On the other side is an invoice of clothes, which I beg the favor of you to purchase for me, and to send them by the first ship bound to this river. As they are designed for wearing-apparel for myself, I have committed the choice of them to your fancy, having the best opinion of your taste. I want neither lace nor embroidery. Plain clothes, with a gold or silver button, (if worn in genteel dress,) are all I desire. I have hitherto had my clothes made by one Charles Lawrence, in Old Fish Street. But whether it be the fault of the tailor, or the measure sent, I cant say, but, certain it is, my clothes have never fitted me well. I therefore leave the choice of the workman to your care likewise. I enclose a measure, and, for a further insight, I dont think it amiss to add, that my stature is six feet; otherwise rather slender than corpulent.
[1 ]Colonel Grant had an engagement with the Cherokees, near the place of Colonel Montgomery’s ambuscade, which lasted for several hours, but the Indians were repulsed. He then destroyed all the villages and provisions, that came in his way, and took post for some time in Fort Prince George. Here the Cherokees, through their Chief, Attakulla-kulla, sued for peace, which was conceded to them, and which continued till the breaking out of the revolutionary war.
[1 ]Rev. Charles Green was minister of the old Pohick Church from 1738 to 1765.
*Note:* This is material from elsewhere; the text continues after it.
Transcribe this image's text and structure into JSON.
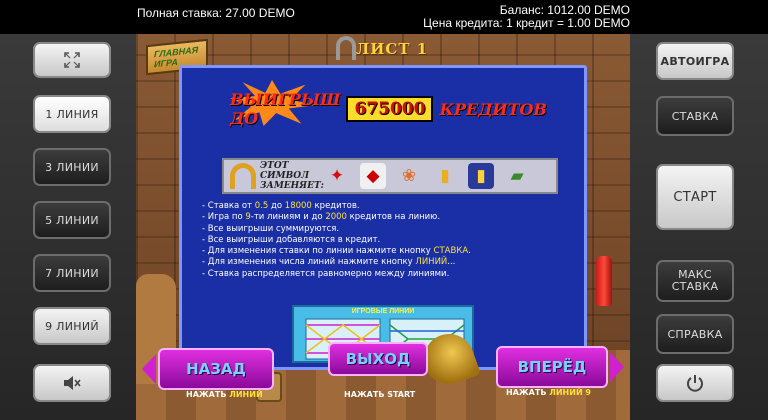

[1 ]“We have little or no news stirring. Our Assembly is at present convened to grant supplies for carrying on the war against the Cherokee Indians, should they choose to continue it; but this I am persuaded they are by no means inclined to do, nor are they prepared for it, as they have been soliciting peace for some time past. I wish the powers of Europe were as well disposed to an accommodation as these poor wretches are. A stop would soon be put to the effusion of human blood, and peace and plenty would resume their empire again, to the joy and content, (I believe,) of most ranks and degrees of people.”—Washington to Robert Cary & Co., 3 November, 1761.